**DESCRIPTION OF THE TASK**
Repeat the data exactly, every last line of it.
Top of EXERCISE DATA
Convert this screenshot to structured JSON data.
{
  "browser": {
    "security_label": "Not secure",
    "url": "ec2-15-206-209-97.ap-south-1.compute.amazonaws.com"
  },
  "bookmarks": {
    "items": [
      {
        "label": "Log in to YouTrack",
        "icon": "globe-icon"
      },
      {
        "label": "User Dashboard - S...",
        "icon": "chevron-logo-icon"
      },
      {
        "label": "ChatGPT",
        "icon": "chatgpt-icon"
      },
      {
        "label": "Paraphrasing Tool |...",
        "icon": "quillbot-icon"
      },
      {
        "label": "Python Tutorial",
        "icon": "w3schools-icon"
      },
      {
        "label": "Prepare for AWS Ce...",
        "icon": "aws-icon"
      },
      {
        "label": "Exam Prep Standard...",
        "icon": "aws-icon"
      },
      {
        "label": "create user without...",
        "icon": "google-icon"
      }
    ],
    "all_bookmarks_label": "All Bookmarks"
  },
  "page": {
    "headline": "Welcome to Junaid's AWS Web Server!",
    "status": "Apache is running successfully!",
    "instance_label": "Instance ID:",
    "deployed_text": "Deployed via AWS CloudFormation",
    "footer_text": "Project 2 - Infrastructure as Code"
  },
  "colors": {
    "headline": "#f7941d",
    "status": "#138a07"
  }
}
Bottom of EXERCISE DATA
**PROBLEM SOLUTION**
Convert this screenshot to structured JSON data.
{
  "browser": {
    "security_label": "Not secure",
    "url": "ec2-15-206-209-97.ap-south-1.compute.amazonaws.com"
  },
  "bookmarks": {
    "items": [
      {
        "label": "Log in to YouTrack",
        "icon": "globe-icon"
      },
      {
        "label": "User Dashboard - S...",
        "icon": "chevron-logo-icon"
      },
      {
        "label": "ChatGPT",
        "icon": "chatgpt-icon"
      },
      {
        "label": "Paraphrasing Tool |...",
        "icon": "quillbot-icon"
      },
      {
        "label": "Python Tutorial",
        "icon": "w3schools-icon"
      },
      {
        "label": "Prepare for AWS Ce...",
        "icon": "aws-icon"
      },
      {
        "label": "Exam Prep Standard...",
        "icon": "aws-icon"
      },
      {
        "label": "create user without...",
        "icon": "google-icon"
      }
    ],
    "all_bookmarks_label": "All Bookmarks"
  },
  "page": {
    "headline": "Welcome to Junaid's AWS Web Server!",
    "status": "Apache is running successfully!",
    "instance_label": "Instance ID:",
    "deployed_text": "Deployed via AWS CloudFormation",
    "footer_text": "Project 2 - Infrastructure as Code"
  },
  "colors": {
    "headline": "#f7941d",
    "status": "#138a07"
  }
}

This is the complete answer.